[Items from an interface collection]
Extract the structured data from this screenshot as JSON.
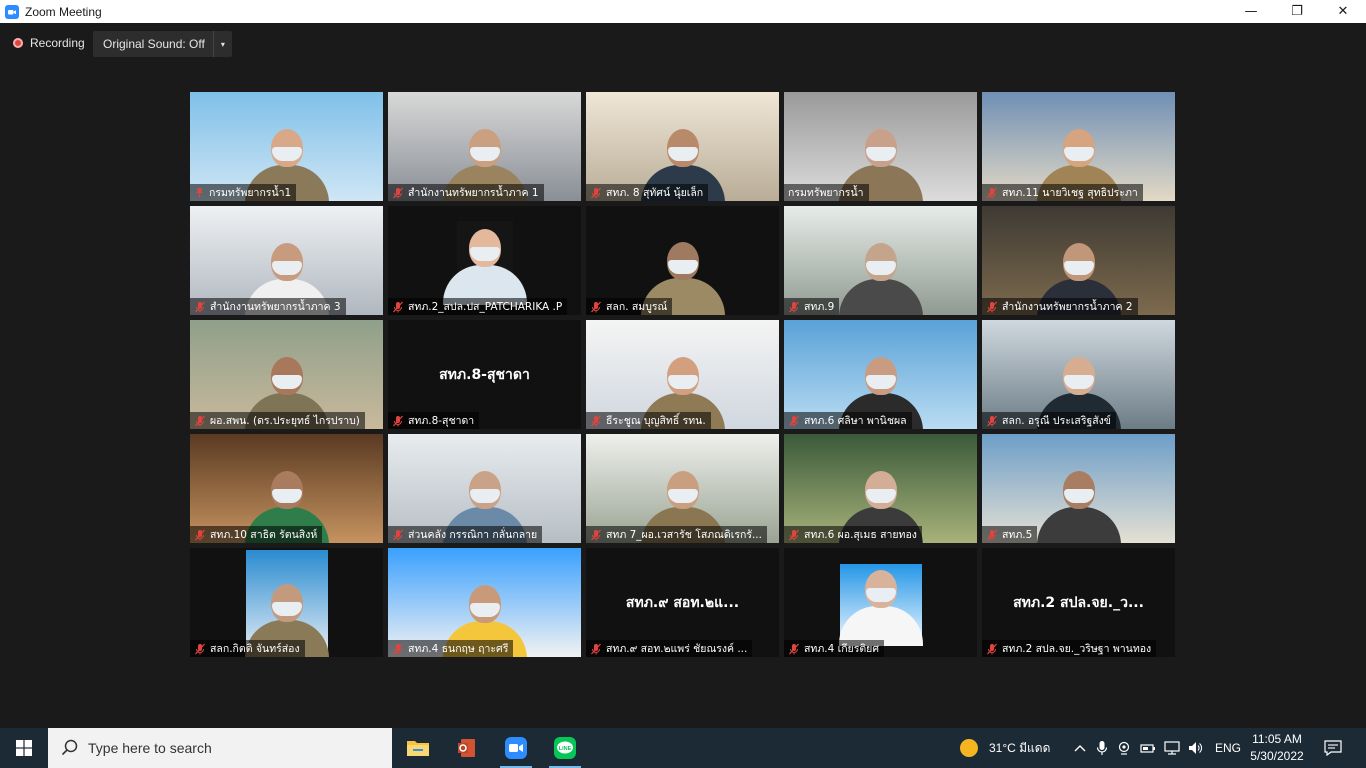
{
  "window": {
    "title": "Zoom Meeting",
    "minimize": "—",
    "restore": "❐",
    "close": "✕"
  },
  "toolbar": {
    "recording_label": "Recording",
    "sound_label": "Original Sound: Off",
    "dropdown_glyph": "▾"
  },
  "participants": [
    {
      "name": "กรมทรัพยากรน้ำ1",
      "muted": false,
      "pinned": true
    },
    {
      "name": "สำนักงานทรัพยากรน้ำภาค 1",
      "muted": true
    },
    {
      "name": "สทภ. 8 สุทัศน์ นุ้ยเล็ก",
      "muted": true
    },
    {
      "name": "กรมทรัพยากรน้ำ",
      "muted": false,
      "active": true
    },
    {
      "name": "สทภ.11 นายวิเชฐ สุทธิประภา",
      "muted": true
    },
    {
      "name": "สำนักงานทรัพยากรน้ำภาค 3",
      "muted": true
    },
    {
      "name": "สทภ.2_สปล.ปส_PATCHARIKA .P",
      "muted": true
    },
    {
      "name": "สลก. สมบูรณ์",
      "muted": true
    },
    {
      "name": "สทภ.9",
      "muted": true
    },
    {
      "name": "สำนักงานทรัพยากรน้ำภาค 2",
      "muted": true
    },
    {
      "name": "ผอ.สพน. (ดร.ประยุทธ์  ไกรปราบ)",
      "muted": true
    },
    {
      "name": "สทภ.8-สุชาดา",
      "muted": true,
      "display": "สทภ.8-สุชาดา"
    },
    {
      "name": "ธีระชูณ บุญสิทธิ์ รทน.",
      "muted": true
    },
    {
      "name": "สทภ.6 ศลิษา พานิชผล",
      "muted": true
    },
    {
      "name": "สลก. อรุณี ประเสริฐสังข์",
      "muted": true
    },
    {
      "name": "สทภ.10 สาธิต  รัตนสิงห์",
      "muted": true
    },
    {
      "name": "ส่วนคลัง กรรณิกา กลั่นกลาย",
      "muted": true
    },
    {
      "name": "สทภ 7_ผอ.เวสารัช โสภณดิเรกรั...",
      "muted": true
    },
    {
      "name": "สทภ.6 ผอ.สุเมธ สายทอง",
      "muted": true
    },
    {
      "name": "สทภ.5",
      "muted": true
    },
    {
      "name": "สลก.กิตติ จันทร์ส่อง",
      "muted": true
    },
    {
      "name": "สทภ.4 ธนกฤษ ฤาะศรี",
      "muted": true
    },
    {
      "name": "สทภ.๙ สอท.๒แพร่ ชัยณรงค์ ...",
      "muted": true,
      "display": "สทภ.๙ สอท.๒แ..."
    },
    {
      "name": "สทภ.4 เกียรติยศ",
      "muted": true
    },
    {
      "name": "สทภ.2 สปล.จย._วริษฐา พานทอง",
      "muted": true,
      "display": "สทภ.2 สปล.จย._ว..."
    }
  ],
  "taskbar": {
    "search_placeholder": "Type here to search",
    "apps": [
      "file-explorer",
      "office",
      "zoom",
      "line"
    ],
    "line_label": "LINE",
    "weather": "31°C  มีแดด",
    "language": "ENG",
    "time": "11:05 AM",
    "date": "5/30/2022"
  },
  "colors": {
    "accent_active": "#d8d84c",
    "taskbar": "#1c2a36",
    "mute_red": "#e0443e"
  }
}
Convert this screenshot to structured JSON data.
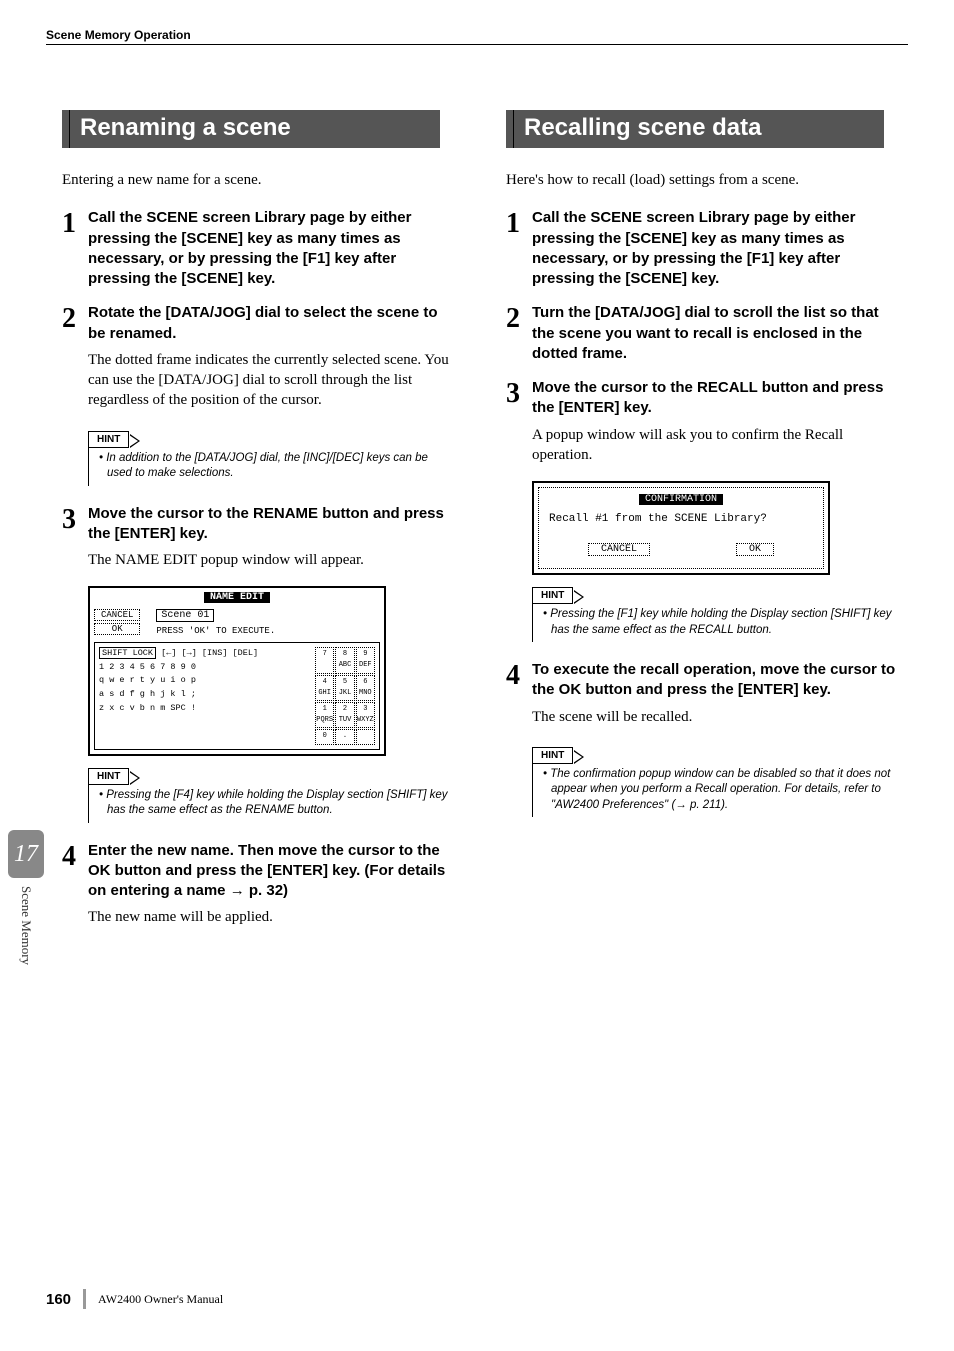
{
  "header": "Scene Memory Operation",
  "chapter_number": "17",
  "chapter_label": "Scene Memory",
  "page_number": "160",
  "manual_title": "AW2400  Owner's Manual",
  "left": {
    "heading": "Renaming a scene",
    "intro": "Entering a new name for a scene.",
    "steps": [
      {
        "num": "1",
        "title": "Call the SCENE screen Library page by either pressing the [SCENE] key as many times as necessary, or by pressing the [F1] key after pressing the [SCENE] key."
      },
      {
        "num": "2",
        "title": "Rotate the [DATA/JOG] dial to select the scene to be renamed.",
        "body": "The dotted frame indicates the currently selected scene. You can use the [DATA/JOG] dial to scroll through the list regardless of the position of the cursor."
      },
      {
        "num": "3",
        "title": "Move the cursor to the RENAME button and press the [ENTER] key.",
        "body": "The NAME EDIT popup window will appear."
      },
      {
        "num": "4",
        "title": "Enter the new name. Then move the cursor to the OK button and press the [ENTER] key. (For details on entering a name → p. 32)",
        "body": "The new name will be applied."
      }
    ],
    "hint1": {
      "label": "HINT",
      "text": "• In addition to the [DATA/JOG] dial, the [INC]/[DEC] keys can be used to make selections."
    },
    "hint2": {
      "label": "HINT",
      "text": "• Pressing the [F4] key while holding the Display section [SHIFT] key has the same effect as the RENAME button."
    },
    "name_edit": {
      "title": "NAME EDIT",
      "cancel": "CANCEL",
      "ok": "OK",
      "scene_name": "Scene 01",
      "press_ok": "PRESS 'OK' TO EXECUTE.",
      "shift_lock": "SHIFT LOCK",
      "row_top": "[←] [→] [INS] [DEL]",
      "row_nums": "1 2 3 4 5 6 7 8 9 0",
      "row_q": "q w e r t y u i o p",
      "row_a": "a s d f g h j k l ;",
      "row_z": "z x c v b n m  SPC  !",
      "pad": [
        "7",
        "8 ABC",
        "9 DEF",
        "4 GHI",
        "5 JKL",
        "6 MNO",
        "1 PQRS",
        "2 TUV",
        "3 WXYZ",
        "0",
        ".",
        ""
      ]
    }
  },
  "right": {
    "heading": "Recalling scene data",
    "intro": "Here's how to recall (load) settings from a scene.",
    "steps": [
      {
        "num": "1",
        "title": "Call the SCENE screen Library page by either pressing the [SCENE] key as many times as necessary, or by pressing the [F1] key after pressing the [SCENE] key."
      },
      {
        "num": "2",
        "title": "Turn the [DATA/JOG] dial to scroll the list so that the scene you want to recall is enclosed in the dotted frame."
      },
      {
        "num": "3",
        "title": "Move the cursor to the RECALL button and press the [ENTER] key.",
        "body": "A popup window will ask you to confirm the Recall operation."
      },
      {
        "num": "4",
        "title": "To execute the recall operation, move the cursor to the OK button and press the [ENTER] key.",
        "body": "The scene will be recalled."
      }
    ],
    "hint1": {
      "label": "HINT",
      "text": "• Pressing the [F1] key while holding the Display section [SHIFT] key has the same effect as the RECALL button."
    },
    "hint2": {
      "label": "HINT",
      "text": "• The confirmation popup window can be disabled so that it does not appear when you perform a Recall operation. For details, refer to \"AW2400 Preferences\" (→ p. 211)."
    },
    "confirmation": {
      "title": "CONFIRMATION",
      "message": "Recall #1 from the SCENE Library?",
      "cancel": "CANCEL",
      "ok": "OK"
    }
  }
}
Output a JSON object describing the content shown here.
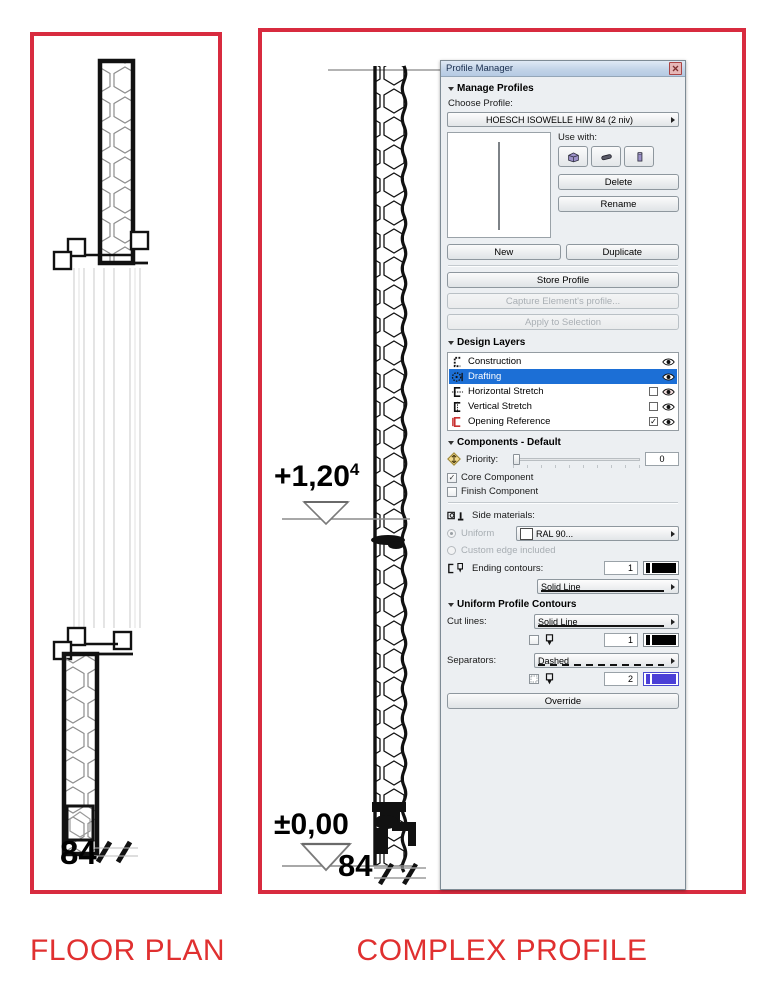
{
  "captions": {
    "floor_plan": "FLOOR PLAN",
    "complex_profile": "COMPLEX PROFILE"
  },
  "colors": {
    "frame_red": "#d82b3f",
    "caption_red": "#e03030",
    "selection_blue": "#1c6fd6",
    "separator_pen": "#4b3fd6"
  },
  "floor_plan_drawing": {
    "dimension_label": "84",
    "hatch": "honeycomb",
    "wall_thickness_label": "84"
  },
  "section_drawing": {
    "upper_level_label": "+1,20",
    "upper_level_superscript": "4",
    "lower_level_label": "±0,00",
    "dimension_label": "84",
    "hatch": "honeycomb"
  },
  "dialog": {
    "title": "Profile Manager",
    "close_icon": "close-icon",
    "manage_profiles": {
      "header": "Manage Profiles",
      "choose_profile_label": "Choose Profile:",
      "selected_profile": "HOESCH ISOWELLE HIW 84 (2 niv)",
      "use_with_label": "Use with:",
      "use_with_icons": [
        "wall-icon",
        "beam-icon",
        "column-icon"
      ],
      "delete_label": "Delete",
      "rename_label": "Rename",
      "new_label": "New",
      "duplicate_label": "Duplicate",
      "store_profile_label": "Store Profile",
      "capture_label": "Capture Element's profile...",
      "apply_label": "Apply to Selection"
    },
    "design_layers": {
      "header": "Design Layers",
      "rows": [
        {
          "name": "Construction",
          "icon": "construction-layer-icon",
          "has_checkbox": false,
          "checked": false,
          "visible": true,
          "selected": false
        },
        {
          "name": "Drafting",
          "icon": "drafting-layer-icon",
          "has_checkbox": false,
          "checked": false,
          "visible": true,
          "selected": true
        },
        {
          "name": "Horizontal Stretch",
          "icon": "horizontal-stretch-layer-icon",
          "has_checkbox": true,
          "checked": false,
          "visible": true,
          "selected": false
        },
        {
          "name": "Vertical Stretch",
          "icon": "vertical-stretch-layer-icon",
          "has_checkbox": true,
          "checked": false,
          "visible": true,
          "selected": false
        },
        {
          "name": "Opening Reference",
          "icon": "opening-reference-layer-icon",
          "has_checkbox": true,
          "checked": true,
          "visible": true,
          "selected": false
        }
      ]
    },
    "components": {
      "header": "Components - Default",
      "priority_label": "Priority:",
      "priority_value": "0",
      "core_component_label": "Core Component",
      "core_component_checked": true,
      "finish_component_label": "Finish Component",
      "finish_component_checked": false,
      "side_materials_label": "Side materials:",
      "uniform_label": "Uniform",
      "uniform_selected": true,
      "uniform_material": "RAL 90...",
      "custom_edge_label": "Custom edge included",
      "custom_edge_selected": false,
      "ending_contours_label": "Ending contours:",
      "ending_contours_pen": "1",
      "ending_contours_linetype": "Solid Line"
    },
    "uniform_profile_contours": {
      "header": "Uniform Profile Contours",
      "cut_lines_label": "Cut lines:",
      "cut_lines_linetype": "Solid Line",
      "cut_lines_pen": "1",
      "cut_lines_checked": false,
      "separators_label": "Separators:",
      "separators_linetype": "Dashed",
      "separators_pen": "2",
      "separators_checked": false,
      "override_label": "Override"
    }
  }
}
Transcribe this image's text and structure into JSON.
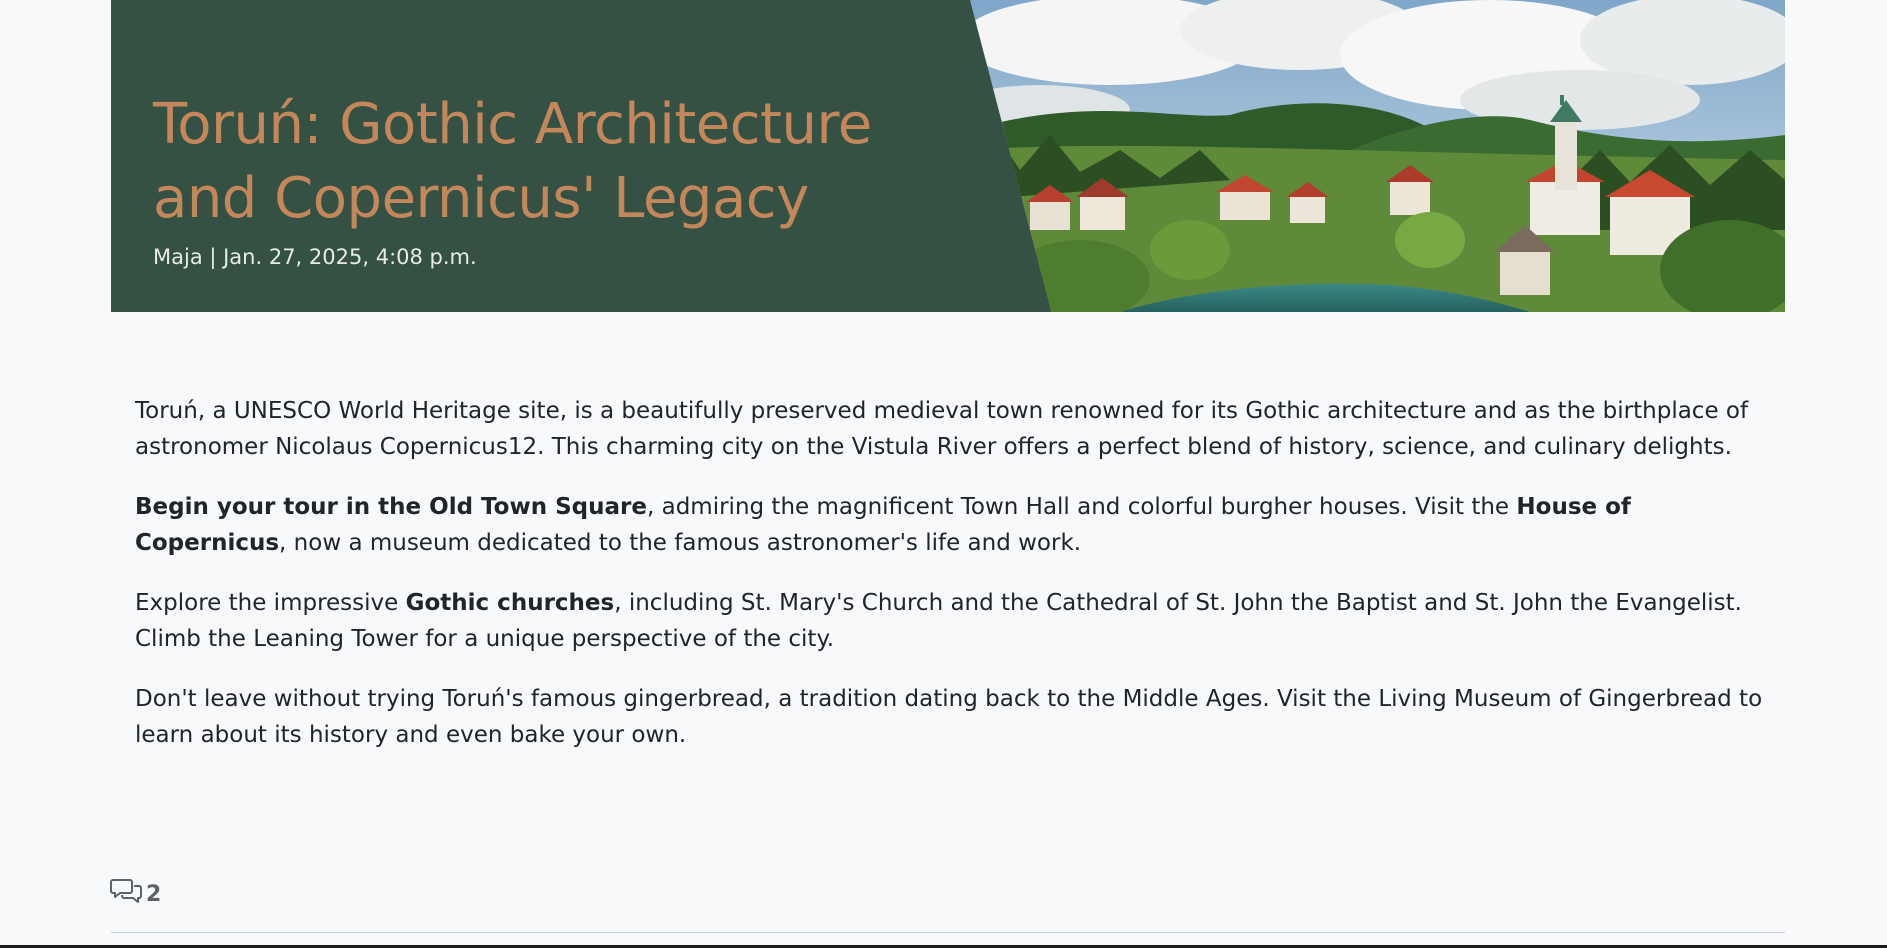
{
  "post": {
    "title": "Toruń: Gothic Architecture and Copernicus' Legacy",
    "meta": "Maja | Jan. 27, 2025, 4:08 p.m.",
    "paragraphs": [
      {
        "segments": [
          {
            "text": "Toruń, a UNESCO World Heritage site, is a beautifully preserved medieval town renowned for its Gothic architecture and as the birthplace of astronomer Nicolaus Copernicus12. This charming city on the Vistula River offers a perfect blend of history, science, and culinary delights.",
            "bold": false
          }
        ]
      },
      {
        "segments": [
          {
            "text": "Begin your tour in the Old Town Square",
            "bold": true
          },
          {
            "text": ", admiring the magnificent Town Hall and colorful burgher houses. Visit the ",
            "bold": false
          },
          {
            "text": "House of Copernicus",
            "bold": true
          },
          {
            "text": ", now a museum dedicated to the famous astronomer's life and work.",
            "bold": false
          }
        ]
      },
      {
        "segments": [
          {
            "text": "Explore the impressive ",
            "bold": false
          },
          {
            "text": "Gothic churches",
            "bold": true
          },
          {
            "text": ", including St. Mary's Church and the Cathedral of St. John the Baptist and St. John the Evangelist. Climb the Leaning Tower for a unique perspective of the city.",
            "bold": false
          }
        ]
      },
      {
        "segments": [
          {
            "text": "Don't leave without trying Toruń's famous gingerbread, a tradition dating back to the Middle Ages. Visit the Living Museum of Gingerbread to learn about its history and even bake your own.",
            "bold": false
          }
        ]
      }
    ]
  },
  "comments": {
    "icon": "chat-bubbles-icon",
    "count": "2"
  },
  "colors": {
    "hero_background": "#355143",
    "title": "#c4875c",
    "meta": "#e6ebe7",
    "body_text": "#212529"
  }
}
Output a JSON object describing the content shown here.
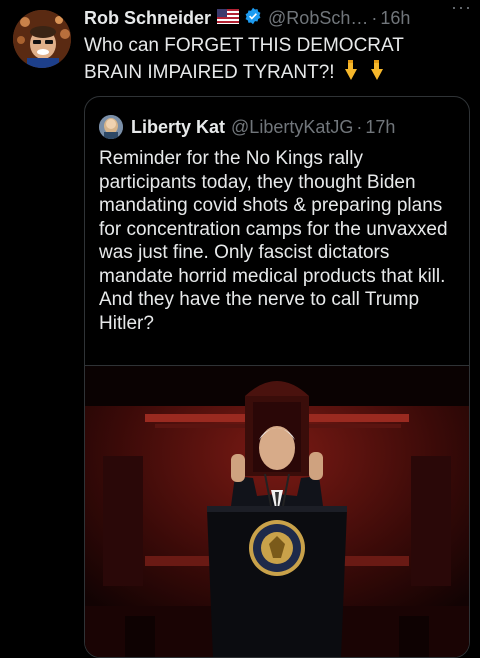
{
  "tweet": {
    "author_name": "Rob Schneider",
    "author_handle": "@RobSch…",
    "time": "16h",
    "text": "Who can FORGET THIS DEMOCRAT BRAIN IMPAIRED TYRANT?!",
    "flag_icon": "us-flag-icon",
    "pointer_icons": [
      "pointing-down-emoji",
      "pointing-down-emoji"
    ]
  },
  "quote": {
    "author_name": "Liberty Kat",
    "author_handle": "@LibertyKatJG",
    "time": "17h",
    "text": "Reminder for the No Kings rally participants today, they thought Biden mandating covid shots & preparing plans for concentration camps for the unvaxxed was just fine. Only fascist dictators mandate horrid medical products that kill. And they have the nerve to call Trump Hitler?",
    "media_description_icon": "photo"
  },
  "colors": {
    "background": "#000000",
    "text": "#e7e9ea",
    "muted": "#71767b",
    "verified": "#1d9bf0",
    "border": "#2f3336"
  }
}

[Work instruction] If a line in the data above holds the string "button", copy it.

[Completed exercise]
        "title": "Move the cursor to the RENAME button and press the [ENTER] key.",
        "title": "Enter the new name. Then move the cursor to the OK button and press the [ENTER] key. (For details on entering a name → p. 32)",
      "text": "• Pressing the [F4] key while holding the Display section [SHIFT] key has the same effect as the RENAME button."
        "title": "Move the cursor to the RECALL button and press the [ENTER] key.",
        "title": "To execute the recall operation, move the cursor to the OK button and press the [ENTER] key.",
      "text": "• Pressing the [F1] key while holding the Display section [SHIFT] key has the same effect as the RECALL button."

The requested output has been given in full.